### Provided data
#####
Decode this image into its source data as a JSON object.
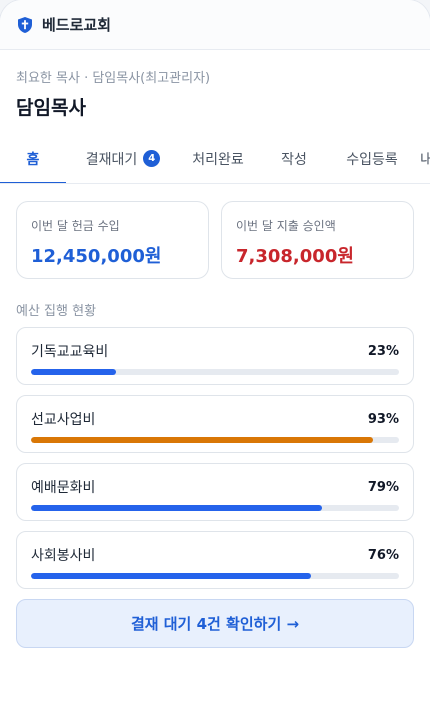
{
  "app": {
    "name": "베드로교회",
    "icon": "church-cross-shield-icon"
  },
  "header": {
    "role": "최요한 목사 · 담임목사(최고관리자)",
    "title": "담임목사"
  },
  "tabs": [
    {
      "label": "홈",
      "active": true
    },
    {
      "label": "결재대기",
      "badge": "4"
    },
    {
      "label": "처리완료"
    },
    {
      "label": "작성"
    },
    {
      "label": "수입등록"
    },
    {
      "label": "내"
    }
  ],
  "stats": {
    "income": {
      "label": "이번 달 헌금 수입",
      "value": "12,450,000원"
    },
    "expense": {
      "label": "이번 달 지출 승인액",
      "value": "7,308,000원"
    }
  },
  "budget": {
    "title": "예산 집행 현황",
    "items": [
      {
        "name": "기독교교육비",
        "percent": "23%",
        "fill": 0.23,
        "color": "#2563eb"
      },
      {
        "name": "선교사업비",
        "percent": "93%",
        "fill": 0.93,
        "color": "#d97706"
      },
      {
        "name": "예배문화비",
        "percent": "79%",
        "fill": 0.79,
        "color": "#2563eb"
      },
      {
        "name": "사회봉사비",
        "percent": "76%",
        "fill": 0.76,
        "color": "#2563eb"
      }
    ]
  },
  "cta": {
    "label": "결재 대기 4건 확인하기 →"
  }
}
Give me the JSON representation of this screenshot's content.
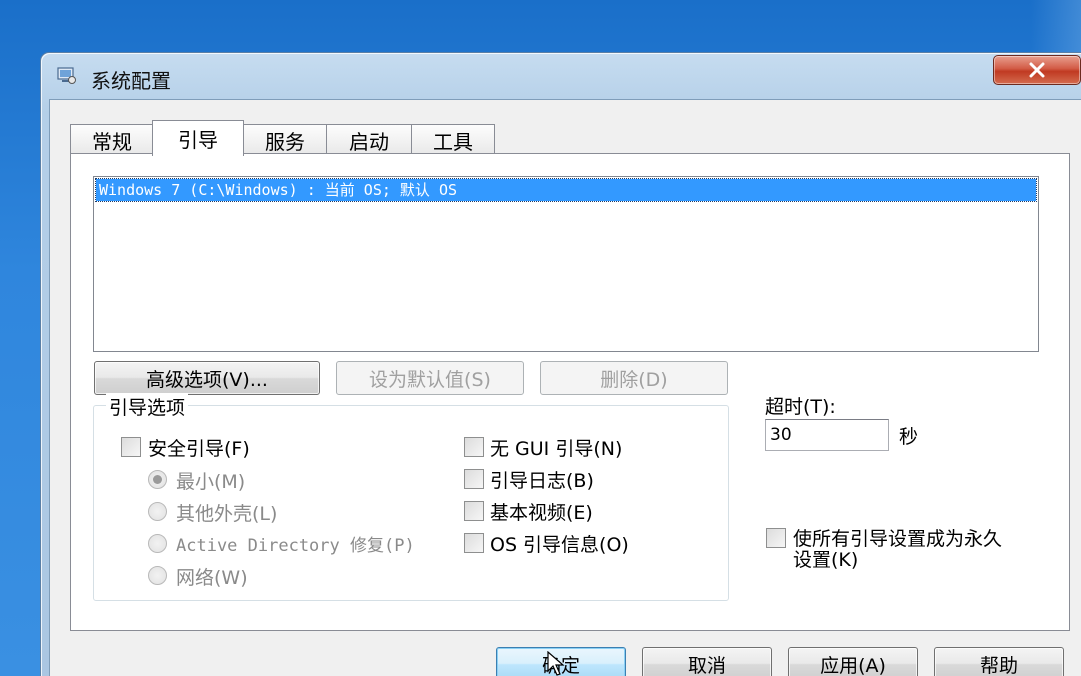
{
  "window": {
    "title": "系统配置",
    "close_label": "x"
  },
  "tabs": [
    {
      "label": "常规",
      "active": false
    },
    {
      "label": "引导",
      "active": true
    },
    {
      "label": "服务",
      "active": false
    },
    {
      "label": "启动",
      "active": false
    },
    {
      "label": "工具",
      "active": false
    }
  ],
  "boot_list": {
    "items": [
      "Windows 7 (C:\\Windows) : 当前 OS; 默认 OS"
    ]
  },
  "buttons": {
    "advanced": "高级选项(V)...",
    "set_default": "设为默认值(S)",
    "delete": "删除(D)"
  },
  "boot_options": {
    "title": "引导选项",
    "safe_boot": "安全引导(F)",
    "minimal": "最小(M)",
    "alternate_shell": "其他外壳(L)",
    "ad_repair": "Active Directory 修复(P)",
    "network": "网络(W)",
    "no_gui": "无 GUI 引导(N)",
    "boot_log": "引导日志(B)",
    "base_video": "基本视频(E)",
    "os_info": "OS 引导信息(O)"
  },
  "timeout": {
    "label": "超时(T):",
    "value": "30",
    "unit": "秒"
  },
  "permanent": {
    "line1": "使所有引导设置成为永久",
    "line2": "设置(K)"
  },
  "footer": {
    "ok": "确定",
    "cancel": "取消",
    "apply": "应用(A)",
    "help": "帮助"
  }
}
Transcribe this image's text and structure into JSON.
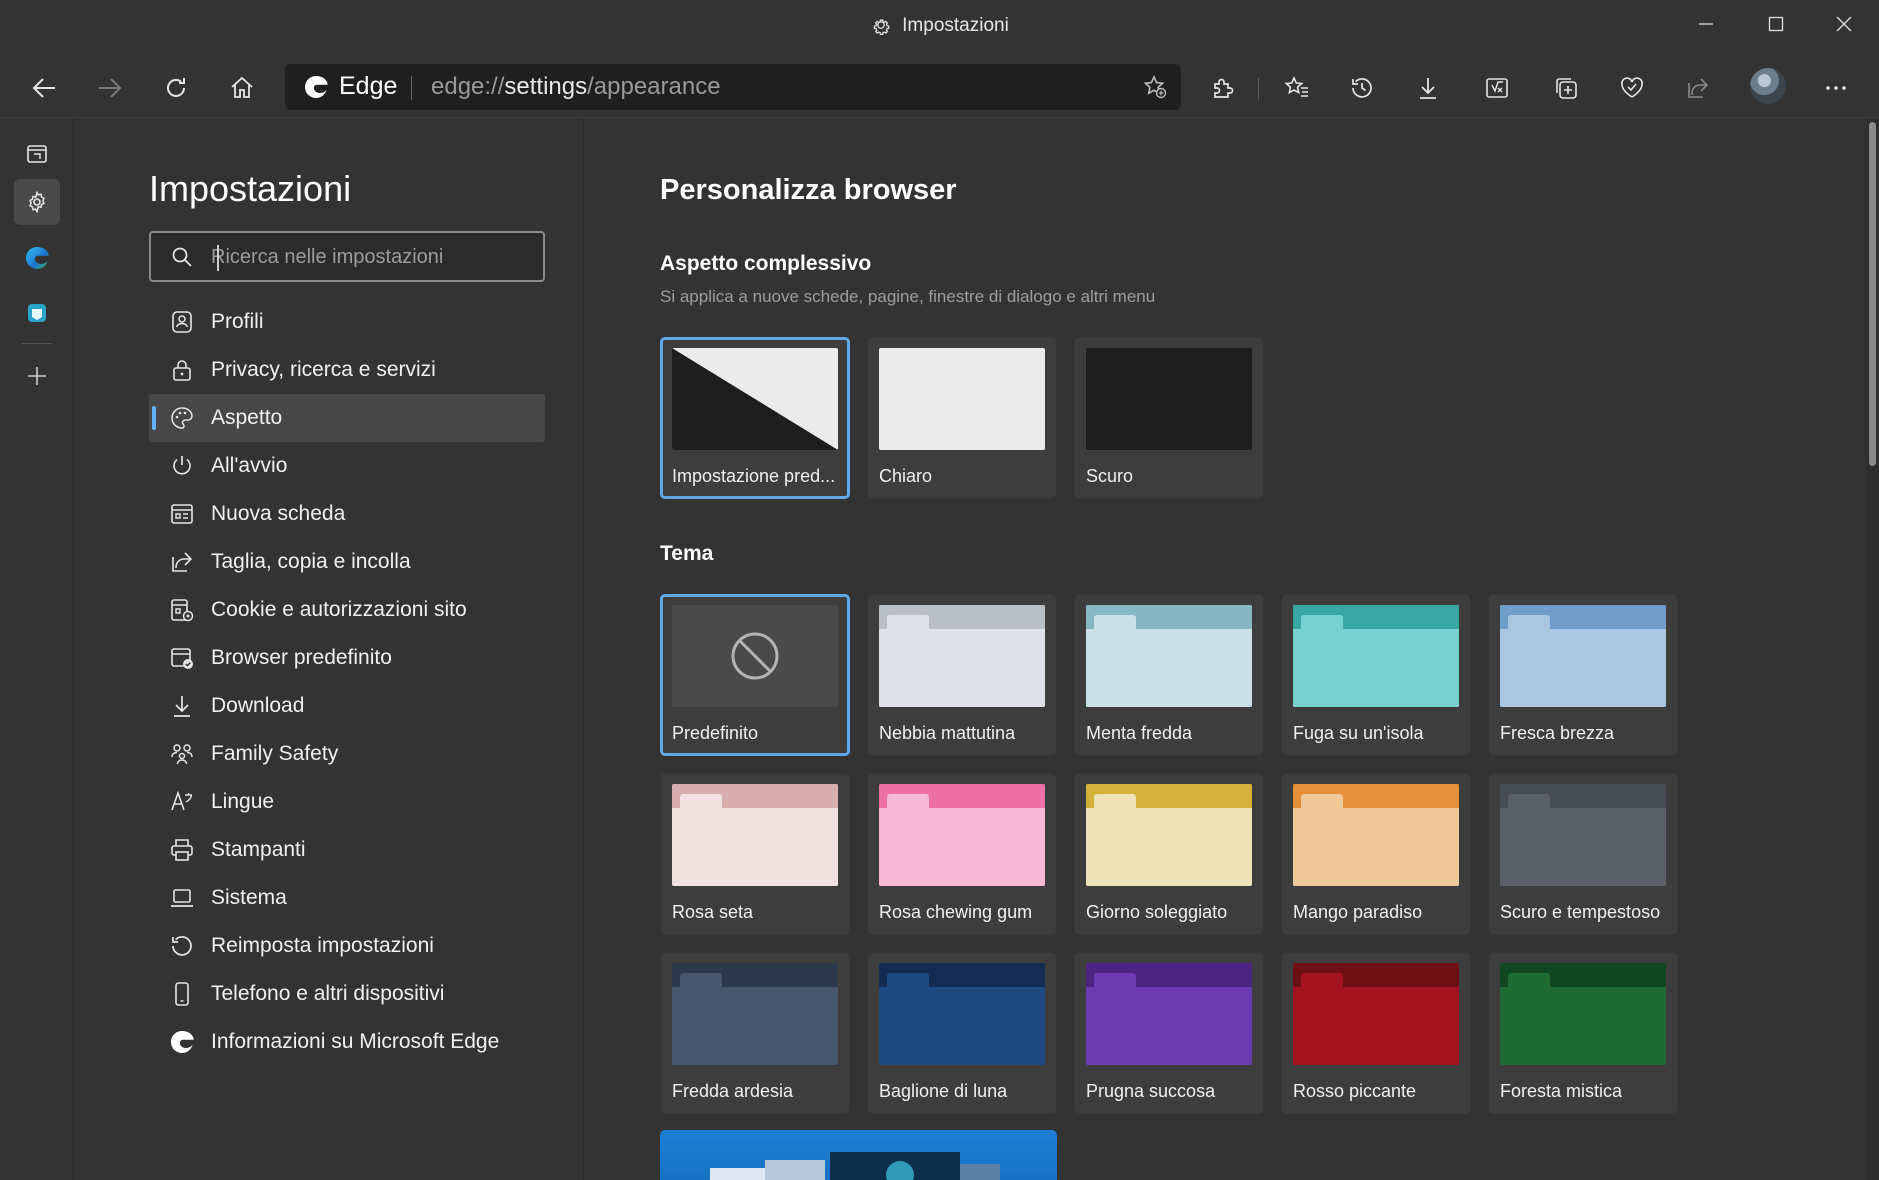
{
  "window": {
    "title": "Impostazioni"
  },
  "toolbar": {
    "brand": "Edge",
    "url_prefix": "edge://",
    "url_host": "settings",
    "url_path": "/appearance"
  },
  "sidebar": {
    "title": "Impostazioni",
    "search_placeholder": "Ricerca nelle impostazioni",
    "items": [
      {
        "label": "Profili",
        "icon": "profile-icon"
      },
      {
        "label": "Privacy, ricerca e servizi",
        "icon": "lock-icon"
      },
      {
        "label": "Aspetto",
        "icon": "palette-icon",
        "active": true
      },
      {
        "label": "All'avvio",
        "icon": "power-icon"
      },
      {
        "label": "Nuova scheda",
        "icon": "new-tab-icon"
      },
      {
        "label": "Taglia, copia e incolla",
        "icon": "share-icon"
      },
      {
        "label": "Cookie e autorizzazioni sito",
        "icon": "cookie-settings-icon"
      },
      {
        "label": "Browser predefinito",
        "icon": "default-browser-icon"
      },
      {
        "label": "Download",
        "icon": "download-icon"
      },
      {
        "label": "Family Safety",
        "icon": "family-icon"
      },
      {
        "label": "Lingue",
        "icon": "language-icon"
      },
      {
        "label": "Stampanti",
        "icon": "printer-icon"
      },
      {
        "label": "Sistema",
        "icon": "laptop-icon"
      },
      {
        "label": "Reimposta impostazioni",
        "icon": "reset-icon"
      },
      {
        "label": "Telefono e altri dispositivi",
        "icon": "phone-icon"
      },
      {
        "label": "Informazioni su Microsoft Edge",
        "icon": "edge-logo-icon"
      }
    ]
  },
  "main": {
    "title": "Personalizza browser",
    "overall": {
      "heading": "Aspetto complessivo",
      "description": "Si applica a nuove schede, pagine, finestre di dialogo e altri menu",
      "options": [
        {
          "label": "Impostazione pred...",
          "selected": true
        },
        {
          "label": "Chiaro"
        },
        {
          "label": "Scuro"
        }
      ]
    },
    "theme": {
      "heading": "Tema",
      "options": [
        {
          "label": "Predefinito",
          "selected": true,
          "back": "#4a4a4a",
          "front": "#4a4a4a"
        },
        {
          "label": "Nebbia mattutina",
          "back": "#b9bec4",
          "front": "#dfe2e6"
        },
        {
          "label": "Menta fredda",
          "back": "#87b7c2",
          "front": "#c9e1e6"
        },
        {
          "label": "Fuga su un'isola",
          "back": "#3aa6a6",
          "front": "#76d2d2"
        },
        {
          "label": "Fresca brezza",
          "back": "#6f9cc8",
          "front": "#aac7e2"
        },
        {
          "label": "Rosa seta",
          "back": "#d9aeae",
          "front": "#f1e1e1"
        },
        {
          "label": "Rosa chewing gum",
          "back": "#ee6fa3",
          "front": "#f7b9d3"
        },
        {
          "label": "Giorno soleggiato",
          "back": "#d4b23a",
          "front": "#ede2b8"
        },
        {
          "label": "Mango paradiso",
          "back": "#e6903a",
          "front": "#f0c99a"
        },
        {
          "label": "Scuro e tempestoso",
          "back": "#474b52",
          "front": "#5b5f66"
        },
        {
          "label": "Fredda ardesia",
          "back": "#2c394b",
          "front": "#46566b"
        },
        {
          "label": "Baglione di luna",
          "back": "#132c52",
          "front": "#1e4a82"
        },
        {
          "label": "Prugna succosa",
          "back": "#4b2482",
          "front": "#6c3bb0"
        },
        {
          "label": "Rosso piccante",
          "back": "#6e0f16",
          "front": "#a3141f"
        },
        {
          "label": "Foresta mistica",
          "back": "#114623",
          "front": "#206b34"
        }
      ]
    }
  },
  "colors": {
    "accent": "#5da9e9",
    "active_indicator": "#60b4ff"
  }
}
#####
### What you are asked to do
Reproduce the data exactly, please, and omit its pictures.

### Written answer
Decode this image into its source data as a JSON object.
{
  "app": {
    "name": "베드로교회",
    "icon": "church-cross-shield-icon"
  },
  "header": {
    "role": "최요한 목사 · 담임목사(최고관리자)",
    "title": "담임목사"
  },
  "tabs": [
    {
      "label": "홈",
      "active": true
    },
    {
      "label": "결재대기",
      "badge": "4"
    },
    {
      "label": "처리완료"
    },
    {
      "label": "작성"
    },
    {
      "label": "수입등록"
    },
    {
      "label": "내"
    }
  ],
  "stats": {
    "income": {
      "label": "이번 달 헌금 수입",
      "value": "12,450,000원"
    },
    "expense": {
      "label": "이번 달 지출 승인액",
      "value": "7,308,000원"
    }
  },
  "budget": {
    "title": "예산 집행 현황",
    "items": [
      {
        "name": "기독교교육비",
        "percent": "23%",
        "fill": 0.23,
        "color": "#2563eb"
      },
      {
        "name": "선교사업비",
        "percent": "93%",
        "fill": 0.93,
        "color": "#d97706"
      },
      {
        "name": "예배문화비",
        "percent": "79%",
        "fill": 0.79,
        "color": "#2563eb"
      },
      {
        "name": "사회봉사비",
        "percent": "76%",
        "fill": 0.76,
        "color": "#2563eb"
      }
    ]
  },
  "cta": {
    "label": "결재 대기 4건 확인하기 →"
  }
}
Give me the JSON representation of this screenshot's content.
{
  "window": {
    "title": "系统配置",
    "close_label": "x"
  },
  "tabs": [
    {
      "label": "常规",
      "active": false
    },
    {
      "label": "引导",
      "active": true
    },
    {
      "label": "服务",
      "active": false
    },
    {
      "label": "启动",
      "active": false
    },
    {
      "label": "工具",
      "active": false
    }
  ],
  "boot_list": {
    "items": [
      "Windows 7 (C:\\Windows) : 当前 OS; 默认 OS"
    ]
  },
  "buttons": {
    "advanced": "高级选项(V)...",
    "set_default": "设为默认值(S)",
    "delete": "删除(D)"
  },
  "boot_options": {
    "title": "引导选项",
    "safe_boot": "安全引导(F)",
    "minimal": "最小(M)",
    "alternate_shell": "其他外壳(L)",
    "ad_repair": "Active Directory 修复(P)",
    "network": "网络(W)",
    "no_gui": "无 GUI 引导(N)",
    "boot_log": "引导日志(B)",
    "base_video": "基本视频(E)",
    "os_info": "OS 引导信息(O)"
  },
  "timeout": {
    "label": "超时(T):",
    "value": "30",
    "unit": "秒"
  },
  "permanent": {
    "line1": "使所有引导设置成为永久",
    "line2": "设置(K)"
  },
  "footer": {
    "ok": "确定",
    "cancel": "取消",
    "apply": "应用(A)",
    "help": "帮助"
  }
}
Transcribe this image's text and structure into JSON.
{
  "window": {
    "title": "Impostazioni"
  },
  "toolbar": {
    "brand": "Edge",
    "url_prefix": "edge://",
    "url_host": "settings",
    "url_path": "/appearance"
  },
  "sidebar": {
    "title": "Impostazioni",
    "search_placeholder": "Ricerca nelle impostazioni",
    "items": [
      {
        "label": "Profili",
        "icon": "profile-icon"
      },
      {
        "label": "Privacy, ricerca e servizi",
        "icon": "lock-icon"
      },
      {
        "label": "Aspetto",
        "icon": "palette-icon",
        "active": true
      },
      {
        "label": "All'avvio",
        "icon": "power-icon"
      },
      {
        "label": "Nuova scheda",
        "icon": "new-tab-icon"
      },
      {
        "label": "Taglia, copia e incolla",
        "icon": "share-icon"
      },
      {
        "label": "Cookie e autorizzazioni sito",
        "icon": "cookie-settings-icon"
      },
      {
        "label": "Browser predefinito",
        "icon": "default-browser-icon"
      },
      {
        "label": "Download",
        "icon": "download-icon"
      },
      {
        "label": "Family Safety",
        "icon": "family-icon"
      },
      {
        "label": "Lingue",
        "icon": "language-icon"
      },
      {
        "label": "Stampanti",
        "icon": "printer-icon"
      },
      {
        "label": "Sistema",
        "icon": "laptop-icon"
      },
      {
        "label": "Reimposta impostazioni",
        "icon": "reset-icon"
      },
      {
        "label": "Telefono e altri dispositivi",
        "icon": "phone-icon"
      },
      {
        "label": "Informazioni su Microsoft Edge",
        "icon": "edge-logo-icon"
      }
    ]
  },
  "main": {
    "title": "Personalizza browser",
    "overall": {
      "heading": "Aspetto complessivo",
      "description": "Si applica a nuove schede, pagine, finestre di dialogo e altri menu",
      "options": [
        {
          "label": "Impostazione pred...",
          "selected": true
        },
        {
          "label": "Chiaro"
        },
        {
          "label": "Scuro"
        }
      ]
    },
    "theme": {
      "heading": "Tema",
      "options": [
        {
          "label": "Predefinito",
          "selected": true,
          "back": "#4a4a4a",
          "front": "#4a4a4a"
        },
        {
          "label": "Nebbia mattutina",
          "back": "#b9bec4",
          "front": "#dfe2e6"
        },
        {
          "label": "Menta fredda",
          "back": "#87b7c2",
          "front": "#c9e1e6"
        },
        {
          "label": "Fuga su un'isola",
          "back": "#3aa6a6",
          "front": "#76d2d2"
        },
        {
          "label": "Fresca brezza",
          "back": "#6f9cc8",
          "front": "#aac7e2"
        },
        {
          "label": "Rosa seta",
          "back": "#d9aeae",
          "front": "#f1e1e1"
        },
        {
          "label": "Rosa chewing gum",
          "back": "#ee6fa3",
          "front": "#f7b9d3"
        },
        {
          "label": "Giorno soleggiato",
          "back": "#d4b23a",
          "front": "#ede2b8"
        },
        {
          "label": "Mango paradiso",
          "back": "#e6903a",
          "front": "#f0c99a"
        },
        {
          "label": "Scuro e tempestoso",
          "back": "#474b52",
          "front": "#5b5f66"
        },
        {
          "label": "Fredda ardesia",
          "back": "#2c394b",
          "front": "#46566b"
        },
        {
          "label": "Baglione di luna",
          "back": "#132c52",
          "front": "#1e4a82"
        },
        {
          "label": "Prugna succosa",
          "back": "#4b2482",
          "front": "#6c3bb0"
        },
        {
          "label": "Rosso piccante",
          "back": "#6e0f16",
          "front": "#a3141f"
        },
        {
          "label": "Foresta mistica",
          "back": "#114623",
          "front": "#206b34"
        }
      ]
    }
  },
  "colors": {
    "accent": "#5da9e9",
    "active_indicator": "#60b4ff"
  }
}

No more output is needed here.